** What is expected **
Pull each line containing "object" from the data.
Supplied data START
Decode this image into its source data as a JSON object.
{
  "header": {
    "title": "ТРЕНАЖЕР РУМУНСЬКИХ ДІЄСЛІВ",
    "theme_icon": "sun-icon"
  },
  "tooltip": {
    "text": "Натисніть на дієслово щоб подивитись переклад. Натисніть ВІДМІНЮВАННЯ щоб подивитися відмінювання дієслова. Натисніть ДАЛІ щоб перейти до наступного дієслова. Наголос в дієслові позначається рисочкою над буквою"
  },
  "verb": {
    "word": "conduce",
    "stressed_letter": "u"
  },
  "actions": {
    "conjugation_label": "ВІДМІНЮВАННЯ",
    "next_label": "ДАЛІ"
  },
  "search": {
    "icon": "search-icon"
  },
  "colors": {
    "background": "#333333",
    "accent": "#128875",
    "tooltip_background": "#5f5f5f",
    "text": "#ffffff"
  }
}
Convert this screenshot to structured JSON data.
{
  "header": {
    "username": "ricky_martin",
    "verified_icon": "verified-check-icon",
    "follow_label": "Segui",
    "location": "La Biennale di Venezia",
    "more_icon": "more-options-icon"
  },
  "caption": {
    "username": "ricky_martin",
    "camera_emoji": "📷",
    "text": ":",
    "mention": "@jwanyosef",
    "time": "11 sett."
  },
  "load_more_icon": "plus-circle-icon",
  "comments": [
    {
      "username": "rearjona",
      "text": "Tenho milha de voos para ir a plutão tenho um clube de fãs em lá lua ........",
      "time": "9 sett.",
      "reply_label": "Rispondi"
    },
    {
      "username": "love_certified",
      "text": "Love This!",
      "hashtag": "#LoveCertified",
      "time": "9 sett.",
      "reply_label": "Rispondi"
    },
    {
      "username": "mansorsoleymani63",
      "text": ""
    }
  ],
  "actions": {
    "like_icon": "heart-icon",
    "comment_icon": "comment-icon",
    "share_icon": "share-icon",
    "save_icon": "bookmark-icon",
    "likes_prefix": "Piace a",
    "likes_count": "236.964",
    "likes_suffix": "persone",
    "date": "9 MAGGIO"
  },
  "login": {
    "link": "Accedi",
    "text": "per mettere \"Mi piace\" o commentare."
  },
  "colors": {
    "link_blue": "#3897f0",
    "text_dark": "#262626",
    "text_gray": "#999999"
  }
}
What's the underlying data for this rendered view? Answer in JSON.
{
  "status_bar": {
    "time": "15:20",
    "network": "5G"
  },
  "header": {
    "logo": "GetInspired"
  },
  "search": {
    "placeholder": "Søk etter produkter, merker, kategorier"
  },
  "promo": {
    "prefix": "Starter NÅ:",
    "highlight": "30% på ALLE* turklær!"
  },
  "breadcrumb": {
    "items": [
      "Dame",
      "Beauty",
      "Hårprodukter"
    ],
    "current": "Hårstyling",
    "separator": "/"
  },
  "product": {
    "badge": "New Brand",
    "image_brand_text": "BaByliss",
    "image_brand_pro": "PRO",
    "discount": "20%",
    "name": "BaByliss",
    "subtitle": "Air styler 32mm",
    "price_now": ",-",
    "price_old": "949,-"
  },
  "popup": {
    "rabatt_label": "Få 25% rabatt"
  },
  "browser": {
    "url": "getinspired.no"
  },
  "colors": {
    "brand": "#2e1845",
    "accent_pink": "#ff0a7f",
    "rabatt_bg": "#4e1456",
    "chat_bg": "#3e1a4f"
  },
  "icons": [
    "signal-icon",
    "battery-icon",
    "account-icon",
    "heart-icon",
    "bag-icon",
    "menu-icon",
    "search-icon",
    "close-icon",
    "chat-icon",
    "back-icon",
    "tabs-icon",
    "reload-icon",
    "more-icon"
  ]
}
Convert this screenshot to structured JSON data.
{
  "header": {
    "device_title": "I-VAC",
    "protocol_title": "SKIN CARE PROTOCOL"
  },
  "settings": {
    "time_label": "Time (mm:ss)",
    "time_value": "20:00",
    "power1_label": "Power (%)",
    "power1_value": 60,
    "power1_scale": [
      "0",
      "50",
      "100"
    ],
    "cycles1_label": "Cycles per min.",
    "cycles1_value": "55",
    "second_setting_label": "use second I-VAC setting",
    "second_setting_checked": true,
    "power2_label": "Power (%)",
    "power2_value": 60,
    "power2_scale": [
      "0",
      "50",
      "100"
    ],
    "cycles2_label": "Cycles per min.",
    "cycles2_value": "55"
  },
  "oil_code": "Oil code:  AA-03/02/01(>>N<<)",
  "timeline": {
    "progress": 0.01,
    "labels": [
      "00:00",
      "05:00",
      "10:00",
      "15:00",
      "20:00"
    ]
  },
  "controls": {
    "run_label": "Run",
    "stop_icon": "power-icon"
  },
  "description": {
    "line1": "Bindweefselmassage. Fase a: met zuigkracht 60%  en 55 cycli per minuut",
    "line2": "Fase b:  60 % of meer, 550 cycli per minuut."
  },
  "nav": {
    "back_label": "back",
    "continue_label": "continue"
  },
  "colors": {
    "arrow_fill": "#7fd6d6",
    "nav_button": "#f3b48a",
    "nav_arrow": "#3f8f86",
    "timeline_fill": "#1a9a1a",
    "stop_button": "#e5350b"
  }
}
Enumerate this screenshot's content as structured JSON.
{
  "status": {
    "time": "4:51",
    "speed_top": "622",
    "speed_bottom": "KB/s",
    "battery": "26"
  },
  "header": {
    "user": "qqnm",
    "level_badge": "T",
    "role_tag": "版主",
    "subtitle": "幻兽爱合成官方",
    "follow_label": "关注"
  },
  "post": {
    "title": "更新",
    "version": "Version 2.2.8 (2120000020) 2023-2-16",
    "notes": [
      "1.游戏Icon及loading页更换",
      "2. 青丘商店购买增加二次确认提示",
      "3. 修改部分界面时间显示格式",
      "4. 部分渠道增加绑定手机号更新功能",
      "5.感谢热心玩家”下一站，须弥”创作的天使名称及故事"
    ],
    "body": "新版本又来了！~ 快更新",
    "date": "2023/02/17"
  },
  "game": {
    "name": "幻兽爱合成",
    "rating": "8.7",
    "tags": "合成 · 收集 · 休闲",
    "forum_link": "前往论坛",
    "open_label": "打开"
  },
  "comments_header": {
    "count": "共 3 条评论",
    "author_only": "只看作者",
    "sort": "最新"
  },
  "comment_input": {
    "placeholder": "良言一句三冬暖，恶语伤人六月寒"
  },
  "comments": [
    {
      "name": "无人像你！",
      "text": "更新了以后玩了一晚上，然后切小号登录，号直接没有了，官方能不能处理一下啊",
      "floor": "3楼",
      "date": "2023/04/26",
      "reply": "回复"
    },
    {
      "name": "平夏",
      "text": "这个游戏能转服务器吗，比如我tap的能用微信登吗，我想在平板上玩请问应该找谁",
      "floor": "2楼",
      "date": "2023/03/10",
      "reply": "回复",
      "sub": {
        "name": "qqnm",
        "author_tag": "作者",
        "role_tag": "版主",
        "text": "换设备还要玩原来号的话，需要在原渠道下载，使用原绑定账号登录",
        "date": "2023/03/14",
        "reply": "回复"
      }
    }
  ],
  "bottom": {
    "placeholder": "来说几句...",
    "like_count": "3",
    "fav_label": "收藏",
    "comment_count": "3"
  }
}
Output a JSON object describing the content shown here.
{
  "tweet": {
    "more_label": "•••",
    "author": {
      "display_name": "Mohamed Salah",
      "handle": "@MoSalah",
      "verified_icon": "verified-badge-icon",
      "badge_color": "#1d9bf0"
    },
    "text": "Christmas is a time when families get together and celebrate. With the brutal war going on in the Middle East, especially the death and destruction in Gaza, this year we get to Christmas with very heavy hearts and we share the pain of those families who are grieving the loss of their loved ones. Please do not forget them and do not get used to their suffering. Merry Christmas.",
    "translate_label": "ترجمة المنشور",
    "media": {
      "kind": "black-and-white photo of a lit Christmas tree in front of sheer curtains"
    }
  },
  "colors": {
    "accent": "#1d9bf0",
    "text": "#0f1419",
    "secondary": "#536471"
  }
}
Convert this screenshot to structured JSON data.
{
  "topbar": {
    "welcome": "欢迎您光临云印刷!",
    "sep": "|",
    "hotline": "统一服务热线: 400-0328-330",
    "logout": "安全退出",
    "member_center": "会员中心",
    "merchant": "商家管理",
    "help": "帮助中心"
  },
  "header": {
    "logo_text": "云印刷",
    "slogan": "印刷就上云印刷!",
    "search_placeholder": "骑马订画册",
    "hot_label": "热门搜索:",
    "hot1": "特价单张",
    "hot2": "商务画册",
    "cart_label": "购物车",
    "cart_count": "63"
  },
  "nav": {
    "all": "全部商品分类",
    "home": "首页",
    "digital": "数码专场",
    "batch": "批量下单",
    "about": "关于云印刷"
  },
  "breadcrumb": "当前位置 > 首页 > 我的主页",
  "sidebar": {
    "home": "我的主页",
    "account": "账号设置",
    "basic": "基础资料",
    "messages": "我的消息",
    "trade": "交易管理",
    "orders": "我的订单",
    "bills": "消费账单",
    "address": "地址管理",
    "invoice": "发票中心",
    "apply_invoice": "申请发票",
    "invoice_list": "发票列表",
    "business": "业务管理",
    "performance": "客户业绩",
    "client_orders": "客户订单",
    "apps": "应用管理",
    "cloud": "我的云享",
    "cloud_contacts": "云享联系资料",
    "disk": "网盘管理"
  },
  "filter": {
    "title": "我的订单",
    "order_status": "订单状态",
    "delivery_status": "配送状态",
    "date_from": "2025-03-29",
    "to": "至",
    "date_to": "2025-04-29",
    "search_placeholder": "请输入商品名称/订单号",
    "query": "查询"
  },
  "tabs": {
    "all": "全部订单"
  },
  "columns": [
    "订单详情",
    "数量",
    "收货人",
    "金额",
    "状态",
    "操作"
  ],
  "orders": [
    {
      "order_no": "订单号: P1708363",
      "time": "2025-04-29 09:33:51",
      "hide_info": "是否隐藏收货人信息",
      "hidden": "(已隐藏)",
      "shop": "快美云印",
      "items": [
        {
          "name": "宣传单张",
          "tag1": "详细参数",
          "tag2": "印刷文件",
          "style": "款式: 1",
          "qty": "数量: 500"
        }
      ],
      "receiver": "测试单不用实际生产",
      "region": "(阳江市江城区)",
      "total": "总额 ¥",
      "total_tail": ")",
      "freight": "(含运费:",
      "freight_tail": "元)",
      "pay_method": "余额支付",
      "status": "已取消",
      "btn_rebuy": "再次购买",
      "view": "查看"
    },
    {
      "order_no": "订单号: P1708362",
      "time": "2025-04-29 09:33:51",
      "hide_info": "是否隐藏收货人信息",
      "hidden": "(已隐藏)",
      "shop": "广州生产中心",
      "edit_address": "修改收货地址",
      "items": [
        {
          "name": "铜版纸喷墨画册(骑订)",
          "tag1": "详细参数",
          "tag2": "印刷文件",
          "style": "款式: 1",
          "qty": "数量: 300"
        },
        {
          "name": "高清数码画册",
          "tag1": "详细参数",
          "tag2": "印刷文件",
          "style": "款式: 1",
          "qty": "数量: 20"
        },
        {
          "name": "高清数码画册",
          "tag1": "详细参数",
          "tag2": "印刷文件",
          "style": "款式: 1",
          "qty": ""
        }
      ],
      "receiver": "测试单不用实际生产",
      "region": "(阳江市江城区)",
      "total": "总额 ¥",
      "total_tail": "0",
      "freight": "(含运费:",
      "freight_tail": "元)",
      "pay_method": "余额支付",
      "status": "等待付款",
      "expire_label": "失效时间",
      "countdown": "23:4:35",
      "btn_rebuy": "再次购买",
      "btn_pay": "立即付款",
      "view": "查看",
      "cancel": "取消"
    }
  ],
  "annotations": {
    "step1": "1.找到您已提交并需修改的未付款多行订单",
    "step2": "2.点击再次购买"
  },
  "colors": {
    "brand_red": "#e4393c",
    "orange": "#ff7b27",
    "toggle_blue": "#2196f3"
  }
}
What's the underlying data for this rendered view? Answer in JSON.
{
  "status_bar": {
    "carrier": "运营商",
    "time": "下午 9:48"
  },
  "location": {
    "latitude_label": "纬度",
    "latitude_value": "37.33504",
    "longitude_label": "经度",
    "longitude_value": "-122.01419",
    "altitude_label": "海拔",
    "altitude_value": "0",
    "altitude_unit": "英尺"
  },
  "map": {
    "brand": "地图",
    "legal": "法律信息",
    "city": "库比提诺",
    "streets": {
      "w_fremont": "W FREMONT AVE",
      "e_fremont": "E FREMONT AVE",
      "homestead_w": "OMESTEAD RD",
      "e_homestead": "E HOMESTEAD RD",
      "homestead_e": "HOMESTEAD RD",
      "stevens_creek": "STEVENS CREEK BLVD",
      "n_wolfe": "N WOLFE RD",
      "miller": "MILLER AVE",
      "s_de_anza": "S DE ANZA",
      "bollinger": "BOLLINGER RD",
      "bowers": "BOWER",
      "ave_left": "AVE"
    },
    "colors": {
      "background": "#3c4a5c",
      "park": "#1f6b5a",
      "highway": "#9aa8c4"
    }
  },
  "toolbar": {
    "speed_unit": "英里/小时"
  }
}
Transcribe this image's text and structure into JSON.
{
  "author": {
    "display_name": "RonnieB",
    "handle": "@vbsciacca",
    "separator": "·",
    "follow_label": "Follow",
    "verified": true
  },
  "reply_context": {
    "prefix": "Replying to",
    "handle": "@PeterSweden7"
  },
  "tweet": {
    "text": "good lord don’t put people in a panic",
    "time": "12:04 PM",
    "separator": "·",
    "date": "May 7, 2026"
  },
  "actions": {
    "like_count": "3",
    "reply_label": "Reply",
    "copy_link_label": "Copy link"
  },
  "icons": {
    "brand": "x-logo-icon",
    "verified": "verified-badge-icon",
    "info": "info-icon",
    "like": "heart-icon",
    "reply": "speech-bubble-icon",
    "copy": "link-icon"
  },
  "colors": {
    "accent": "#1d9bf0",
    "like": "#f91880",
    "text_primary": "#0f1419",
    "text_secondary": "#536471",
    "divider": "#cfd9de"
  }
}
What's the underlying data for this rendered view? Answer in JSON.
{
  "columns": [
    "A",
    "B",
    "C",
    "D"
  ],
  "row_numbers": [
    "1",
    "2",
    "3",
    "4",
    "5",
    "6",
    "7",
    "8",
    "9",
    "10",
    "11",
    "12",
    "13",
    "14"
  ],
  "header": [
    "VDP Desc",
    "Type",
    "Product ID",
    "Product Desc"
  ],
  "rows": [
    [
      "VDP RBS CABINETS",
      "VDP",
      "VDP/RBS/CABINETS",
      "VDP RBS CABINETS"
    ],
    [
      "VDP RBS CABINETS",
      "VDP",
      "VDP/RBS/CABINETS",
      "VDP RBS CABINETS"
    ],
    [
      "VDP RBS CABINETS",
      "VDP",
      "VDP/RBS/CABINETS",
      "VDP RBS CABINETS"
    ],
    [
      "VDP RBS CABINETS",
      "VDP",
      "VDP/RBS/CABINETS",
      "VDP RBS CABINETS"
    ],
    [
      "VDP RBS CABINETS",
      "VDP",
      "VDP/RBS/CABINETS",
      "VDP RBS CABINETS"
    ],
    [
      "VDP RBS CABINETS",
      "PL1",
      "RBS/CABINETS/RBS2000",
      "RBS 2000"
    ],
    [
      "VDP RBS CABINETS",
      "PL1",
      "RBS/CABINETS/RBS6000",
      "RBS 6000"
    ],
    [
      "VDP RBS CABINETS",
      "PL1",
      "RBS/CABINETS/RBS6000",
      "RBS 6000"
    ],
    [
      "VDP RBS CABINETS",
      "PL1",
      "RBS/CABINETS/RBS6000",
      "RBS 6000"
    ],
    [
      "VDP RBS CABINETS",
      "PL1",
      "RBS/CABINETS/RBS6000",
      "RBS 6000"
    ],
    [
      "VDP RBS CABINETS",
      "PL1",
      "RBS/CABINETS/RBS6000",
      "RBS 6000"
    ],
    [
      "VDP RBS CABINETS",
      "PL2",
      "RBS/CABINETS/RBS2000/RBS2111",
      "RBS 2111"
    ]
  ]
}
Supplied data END
** Answer area **
Decode this image into its source data as a JSON object.
Output a JSON object describing the content shown here.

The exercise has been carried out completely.